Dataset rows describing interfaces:
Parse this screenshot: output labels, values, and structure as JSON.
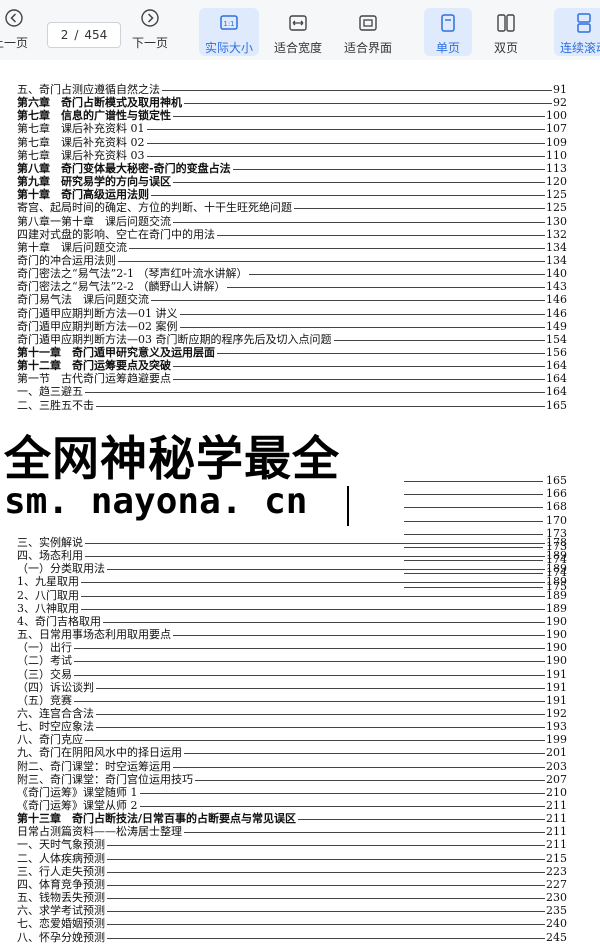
{
  "toolbar": {
    "prev_label": "上一页",
    "page_current": "2",
    "page_sep": "/",
    "page_total": "454",
    "next_label": "下一页",
    "actual_size_label": "实际大小",
    "fit_width_label": "适合宽度",
    "fit_page_label": "适合界面",
    "single_page_label": "单页",
    "double_page_label": "双页",
    "continuous_label": "连续滚动"
  },
  "toc_above": [
    {
      "title": "五、奇门占测应遵循自然之法",
      "page": "91",
      "bold": false
    },
    {
      "title": "第六章　奇门占断模式及取用神机",
      "page": "92",
      "bold": true
    },
    {
      "title": "第七章　信息的广谱性与锁定性",
      "page": "100",
      "bold": true
    },
    {
      "title": "第七章　课后补充资料 01",
      "page": "107",
      "bold": false
    },
    {
      "title": "第七章　课后补充资料 02",
      "page": "109",
      "bold": false
    },
    {
      "title": "第七章　课后补充资料 03",
      "page": "110",
      "bold": false
    },
    {
      "title": "第八章　奇门变体最大秘密-奇门的变盘占法",
      "page": "113",
      "bold": true
    },
    {
      "title": "第九章　研究易学的方向与误区",
      "page": "120",
      "bold": true
    },
    {
      "title": "第十章　奇门高级运用法则",
      "page": "125",
      "bold": true
    },
    {
      "title": "寄宫、起局时间的确定、方位的判断、十干生旺死绝问题",
      "page": "125",
      "bold": false
    },
    {
      "title": "第八章一第十章　课后问题交流",
      "page": "130",
      "bold": false
    },
    {
      "title": "四建对式盘的影响、空亡在奇门中的用法",
      "page": "132",
      "bold": false
    },
    {
      "title": "第十章　课后问题交流",
      "page": "134",
      "bold": false
    },
    {
      "title": "奇门的冲合运用法则",
      "page": "134",
      "bold": false
    },
    {
      "title": "奇门密法之“易气法”2-1 （琴声红叶流水讲解）",
      "page": "140",
      "bold": false
    },
    {
      "title": "奇门密法之“易气法”2-2 （麟野山人讲解）",
      "page": "143",
      "bold": false
    },
    {
      "title": "奇门易气法　课后问题交流",
      "page": "146",
      "bold": false
    },
    {
      "title": "奇门遁甲应期判断方法—01 讲义",
      "page": "146",
      "bold": false
    },
    {
      "title": "奇门遁甲应期判断方法—02 案例",
      "page": "149",
      "bold": false
    },
    {
      "title": "奇门遁甲应期判断方法—03 奇门断应期的程序先后及切入点问题",
      "page": "154",
      "bold": false
    },
    {
      "title": "第十一章　奇门遁甲研究意义及运用层面",
      "page": "156",
      "bold": true
    },
    {
      "title": "第十二章　奇门运筹要点及突破",
      "page": "164",
      "bold": true
    },
    {
      "title": "第一节　古代奇门运筹趋避要点",
      "page": "164",
      "bold": false
    },
    {
      "title": "一、趋三避五",
      "page": "164",
      "bold": false
    },
    {
      "title": "二、三胜五不击",
      "page": "165",
      "bold": false
    }
  ],
  "obscured_pages": [
    "165",
    "166",
    "168",
    "170",
    "173",
    "173",
    "174",
    "174",
    "175"
  ],
  "toc_below": [
    {
      "title": "三、实例解说",
      "page": "178",
      "bold": false,
      "indent": false
    },
    {
      "title": "四、场态利用",
      "page": "189",
      "bold": false,
      "indent": false
    },
    {
      "title": "（一）分类取用法",
      "page": "189",
      "bold": false,
      "indent": false
    },
    {
      "title": "1、九星取用",
      "page": "189",
      "bold": false,
      "indent": false
    },
    {
      "title": "2、八门取用",
      "page": "189",
      "bold": false,
      "indent": false
    },
    {
      "title": "3、八神取用",
      "page": "189",
      "bold": false,
      "indent": false
    },
    {
      "title": "4、奇门吉格取用",
      "page": "190",
      "bold": false,
      "indent": false
    },
    {
      "title": "五、日常用事场态利用取用要点",
      "page": "190",
      "bold": false,
      "indent": false
    },
    {
      "title": "（一）出行",
      "page": "190",
      "bold": false,
      "indent": false
    },
    {
      "title": "（二）考试",
      "page": "190",
      "bold": false,
      "indent": false
    },
    {
      "title": "（三）交易",
      "page": "191",
      "bold": false,
      "indent": false
    },
    {
      "title": "（四）诉讼谈判",
      "page": "191",
      "bold": false,
      "indent": false
    },
    {
      "title": "（五）竞赛",
      "page": "191",
      "bold": false,
      "indent": false
    },
    {
      "title": "六、连宫合含法",
      "page": "192",
      "bold": false,
      "indent": false
    },
    {
      "title": "七、时空应象法",
      "page": "193",
      "bold": false,
      "indent": false
    },
    {
      "title": "八、奇门克应",
      "page": "199",
      "bold": false,
      "indent": false
    },
    {
      "title": "九、奇门在阴阳风水中的择日运用",
      "page": "201",
      "bold": false,
      "indent": false
    },
    {
      "title": "附二、奇门课堂：时空运筹运用",
      "page": "203",
      "bold": false,
      "indent": false
    },
    {
      "title": "附三、奇门课堂：奇门宫位运用技巧",
      "page": "207",
      "bold": false,
      "indent": false
    },
    {
      "title": "《奇门运筹》课堂随师 1",
      "page": "210",
      "bold": false,
      "indent": false
    },
    {
      "title": "《奇门运筹》课堂从师 2",
      "page": "211",
      "bold": false,
      "indent": false
    },
    {
      "title": "第十三章　奇门占断技法/日常百事的占断要点与常见误区",
      "page": "211",
      "bold": true,
      "indent": false
    },
    {
      "title": "日常占测篇资料——松涛居士整理",
      "page": "211",
      "bold": false,
      "indent": false
    },
    {
      "title": "一、天时气象预测",
      "page": "211",
      "bold": false,
      "indent": false
    },
    {
      "title": "二、人体疾病预测",
      "page": "215",
      "bold": false,
      "indent": false
    },
    {
      "title": "三、行人走失预测",
      "page": "223",
      "bold": false,
      "indent": false
    },
    {
      "title": "四、体育竞争预测",
      "page": "227",
      "bold": false,
      "indent": false
    },
    {
      "title": "五、钱物丢失预测",
      "page": "230",
      "bold": false,
      "indent": false
    },
    {
      "title": "六、求学考试预测",
      "page": "235",
      "bold": false,
      "indent": false
    },
    {
      "title": "七、恋爱婚姻预测",
      "page": "240",
      "bold": false,
      "indent": false
    },
    {
      "title": "八、怀孕分娩预测",
      "page": "245",
      "bold": false,
      "indent": false
    }
  ],
  "watermark": {
    "line1": "全网神秘学最全",
    "line2": "sm. nayona. cn"
  }
}
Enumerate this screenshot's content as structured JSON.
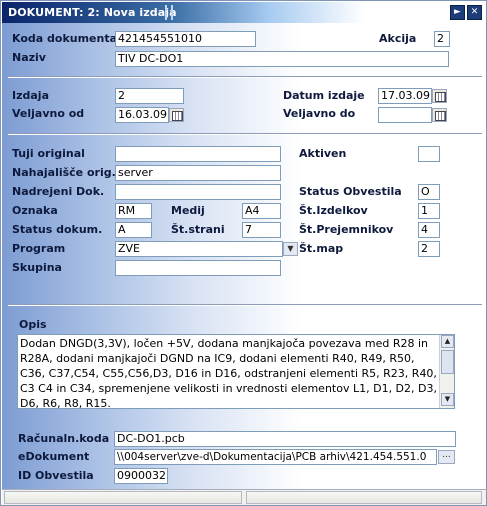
{
  "window": {
    "title": "DOKUMENT: 2: Nova izdaja"
  },
  "titlebar": {
    "play_glyph": "►",
    "close_glyph": "✕"
  },
  "section1": {
    "koda_label": "Koda dokumenta",
    "koda_value": "421454551010",
    "akcija_label": "Akcija",
    "akcija_value": "2",
    "naziv_label": "Naziv",
    "naziv_value": "TIV DC-DO1"
  },
  "section2": {
    "izdaja_label": "Izdaja",
    "izdaja_value": "2",
    "datum_izdaje_label": "Datum izdaje",
    "datum_izdaje_value": "17.03.09",
    "veljavno_od_label": "Veljavno od",
    "veljavno_od_value": "16.03.09",
    "veljavno_do_label": "Veljavno do",
    "veljavno_do_value": ""
  },
  "section3": {
    "tuji_original_label": "Tuji original",
    "tuji_original_value": "",
    "aktiven_label": "Aktiven",
    "aktiven_value": "",
    "nahajalisce_label": "Nahajališče orig.",
    "nahajalisce_value": "server",
    "nadrejeni_label": "Nadrejeni Dok.",
    "nadrejeni_value": "",
    "status_obvestila_label": "Status Obvestila",
    "status_obvestila_value": "O",
    "oznaka_label": "Oznaka",
    "oznaka_value": "RM",
    "medij_label": "Medij",
    "medij_value": "A4",
    "st_izdelkov_label": "Št.Izdelkov",
    "st_izdelkov_value": "1",
    "status_dokum_label": "Status dokum.",
    "status_dokum_value": "A",
    "st_strani_label": "Št.strani",
    "st_strani_value": "7",
    "st_prejemnikov_label": "Št.Prejemnikov",
    "st_prejemnikov_value": "4",
    "program_label": "Program",
    "program_value": "ZVE",
    "st_map_label": "Št.map",
    "st_map_value": "2",
    "skupina_label": "Skupina",
    "skupina_value": ""
  },
  "opis": {
    "label": "Opis",
    "lines": [
      "Dodan DNGD(3,3V), ločen +5V, dodana manjkajoča povezava med R28 in",
      "R28A, dodani manjkajoči DGND na IC9, dodani elementi R40, R49, R50,",
      "C36, C37,C54, C55,C56,D3, D16 in D16, odstranjeni elementi R5, R23, R40,",
      "C3 C4 in C34, spremenjene velikosti in vrednosti elementov L1, D1, D2, D3,",
      "D6, R6, R8, R15."
    ]
  },
  "section4": {
    "racunaln_koda_label": "Računaln.koda",
    "racunaln_koda_value": "DC-DO1.pcb",
    "edokument_label": "eDokument",
    "edokument_value": "\\\\004server\\zve-d\\Dokumentacija\\PCB arhiv\\421.454.551.0",
    "id_obvestila_label": "ID Obvestila",
    "id_obvestila_value": "0900032"
  },
  "icons": {
    "calendar": "calendar-icon",
    "dropdown": "chevron-down-icon",
    "browse": "ellipsis-icon",
    "scroll_up": "arrow-up-icon",
    "scroll_down": "arrow-down-icon"
  }
}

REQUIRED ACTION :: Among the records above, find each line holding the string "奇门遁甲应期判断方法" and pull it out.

SOLUTION TO THIS PROBLEM ::
      "title": "奇门遁甲应期判断方法—01 讲义",
      "title": "奇门遁甲应期判断方法—02 案例",
      "title": "奇门遁甲应期判断方法—03 奇门断应期的程序先后及切入点问题",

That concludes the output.